### INPUT MATERIAL
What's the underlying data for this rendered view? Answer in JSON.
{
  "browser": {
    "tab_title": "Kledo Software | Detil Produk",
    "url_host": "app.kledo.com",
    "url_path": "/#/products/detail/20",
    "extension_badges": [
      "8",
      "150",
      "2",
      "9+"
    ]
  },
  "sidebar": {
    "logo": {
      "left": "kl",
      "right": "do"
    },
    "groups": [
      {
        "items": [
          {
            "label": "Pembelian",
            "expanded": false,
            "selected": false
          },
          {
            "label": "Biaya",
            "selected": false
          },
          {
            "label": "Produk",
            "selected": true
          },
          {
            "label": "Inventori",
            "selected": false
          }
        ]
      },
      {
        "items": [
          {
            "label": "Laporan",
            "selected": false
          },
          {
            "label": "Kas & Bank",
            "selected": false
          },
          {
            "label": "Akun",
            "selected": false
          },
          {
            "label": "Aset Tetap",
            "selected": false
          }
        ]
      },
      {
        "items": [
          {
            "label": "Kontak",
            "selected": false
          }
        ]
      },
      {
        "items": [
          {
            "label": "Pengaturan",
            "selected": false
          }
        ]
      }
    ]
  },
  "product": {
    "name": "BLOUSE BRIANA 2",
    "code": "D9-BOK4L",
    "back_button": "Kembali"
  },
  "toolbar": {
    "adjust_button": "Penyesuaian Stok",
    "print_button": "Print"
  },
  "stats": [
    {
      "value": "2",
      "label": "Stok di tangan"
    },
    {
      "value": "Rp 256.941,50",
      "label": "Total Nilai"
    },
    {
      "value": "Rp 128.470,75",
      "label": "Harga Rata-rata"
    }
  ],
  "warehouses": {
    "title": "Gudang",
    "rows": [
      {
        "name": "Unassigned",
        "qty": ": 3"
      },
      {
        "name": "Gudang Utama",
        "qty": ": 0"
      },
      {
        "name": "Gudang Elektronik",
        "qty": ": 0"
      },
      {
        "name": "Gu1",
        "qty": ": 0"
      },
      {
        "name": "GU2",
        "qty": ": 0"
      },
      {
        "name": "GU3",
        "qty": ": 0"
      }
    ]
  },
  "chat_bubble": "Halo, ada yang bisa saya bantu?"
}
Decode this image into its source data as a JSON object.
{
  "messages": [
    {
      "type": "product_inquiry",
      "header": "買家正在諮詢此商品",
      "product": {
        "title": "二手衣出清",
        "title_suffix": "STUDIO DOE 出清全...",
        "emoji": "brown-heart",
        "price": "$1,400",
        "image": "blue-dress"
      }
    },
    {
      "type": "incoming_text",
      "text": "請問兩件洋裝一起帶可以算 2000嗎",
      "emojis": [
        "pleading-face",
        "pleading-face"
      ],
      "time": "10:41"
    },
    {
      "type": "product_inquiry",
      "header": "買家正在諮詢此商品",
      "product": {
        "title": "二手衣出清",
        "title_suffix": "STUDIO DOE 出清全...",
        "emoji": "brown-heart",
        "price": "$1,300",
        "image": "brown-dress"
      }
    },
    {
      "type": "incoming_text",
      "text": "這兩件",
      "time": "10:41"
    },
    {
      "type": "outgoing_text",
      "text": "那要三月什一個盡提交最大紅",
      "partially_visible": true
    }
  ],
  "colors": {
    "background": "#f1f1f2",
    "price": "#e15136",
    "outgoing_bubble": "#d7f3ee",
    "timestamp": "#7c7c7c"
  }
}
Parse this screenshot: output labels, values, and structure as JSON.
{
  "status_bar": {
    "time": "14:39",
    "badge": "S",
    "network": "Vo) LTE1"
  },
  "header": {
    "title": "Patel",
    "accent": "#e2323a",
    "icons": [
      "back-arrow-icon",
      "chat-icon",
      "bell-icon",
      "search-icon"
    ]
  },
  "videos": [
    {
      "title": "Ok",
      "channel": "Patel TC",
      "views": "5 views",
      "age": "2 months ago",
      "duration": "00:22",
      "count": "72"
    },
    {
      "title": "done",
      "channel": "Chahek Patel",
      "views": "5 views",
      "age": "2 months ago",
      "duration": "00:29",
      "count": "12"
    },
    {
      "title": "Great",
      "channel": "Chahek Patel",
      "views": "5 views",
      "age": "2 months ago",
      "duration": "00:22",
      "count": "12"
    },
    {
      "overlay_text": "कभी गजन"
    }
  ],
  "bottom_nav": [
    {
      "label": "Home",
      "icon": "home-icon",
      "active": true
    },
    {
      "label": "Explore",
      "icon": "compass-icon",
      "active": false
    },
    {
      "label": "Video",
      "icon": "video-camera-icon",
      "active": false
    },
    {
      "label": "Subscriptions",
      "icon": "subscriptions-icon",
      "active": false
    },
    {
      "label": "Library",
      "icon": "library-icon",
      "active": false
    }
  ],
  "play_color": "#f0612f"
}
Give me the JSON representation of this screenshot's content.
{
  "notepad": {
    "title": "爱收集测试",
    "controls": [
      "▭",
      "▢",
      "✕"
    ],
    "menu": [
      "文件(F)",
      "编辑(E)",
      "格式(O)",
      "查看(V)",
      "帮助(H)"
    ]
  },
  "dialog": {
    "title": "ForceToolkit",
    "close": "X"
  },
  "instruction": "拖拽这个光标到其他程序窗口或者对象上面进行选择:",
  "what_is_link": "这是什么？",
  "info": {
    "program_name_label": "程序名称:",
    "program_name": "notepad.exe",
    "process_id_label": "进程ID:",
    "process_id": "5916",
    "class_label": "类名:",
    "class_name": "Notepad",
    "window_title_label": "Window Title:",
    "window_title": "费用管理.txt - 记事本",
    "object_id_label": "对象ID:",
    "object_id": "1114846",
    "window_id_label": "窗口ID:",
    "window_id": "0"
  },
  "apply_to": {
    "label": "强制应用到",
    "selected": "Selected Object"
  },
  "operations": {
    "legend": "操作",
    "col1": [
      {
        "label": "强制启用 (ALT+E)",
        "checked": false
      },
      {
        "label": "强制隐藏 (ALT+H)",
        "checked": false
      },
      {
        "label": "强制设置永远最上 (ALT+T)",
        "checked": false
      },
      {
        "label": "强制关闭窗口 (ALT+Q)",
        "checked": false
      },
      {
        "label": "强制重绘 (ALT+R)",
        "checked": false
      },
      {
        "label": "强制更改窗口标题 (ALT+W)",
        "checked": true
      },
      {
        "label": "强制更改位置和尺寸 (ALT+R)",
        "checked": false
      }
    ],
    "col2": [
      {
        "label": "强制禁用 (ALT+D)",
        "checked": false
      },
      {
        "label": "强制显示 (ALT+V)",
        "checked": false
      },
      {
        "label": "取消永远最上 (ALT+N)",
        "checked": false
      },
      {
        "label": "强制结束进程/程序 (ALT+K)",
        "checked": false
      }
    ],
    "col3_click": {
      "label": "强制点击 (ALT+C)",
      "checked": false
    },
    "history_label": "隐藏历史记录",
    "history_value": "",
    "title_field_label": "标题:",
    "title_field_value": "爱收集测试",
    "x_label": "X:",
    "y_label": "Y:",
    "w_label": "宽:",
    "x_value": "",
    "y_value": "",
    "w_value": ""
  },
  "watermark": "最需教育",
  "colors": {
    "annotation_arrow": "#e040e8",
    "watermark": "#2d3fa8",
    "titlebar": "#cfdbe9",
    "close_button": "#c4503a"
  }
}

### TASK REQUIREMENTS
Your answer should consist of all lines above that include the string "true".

### YOUR RESPONSE
            "selected": true
      "partially_visible": true
      "active": true
        "checked": true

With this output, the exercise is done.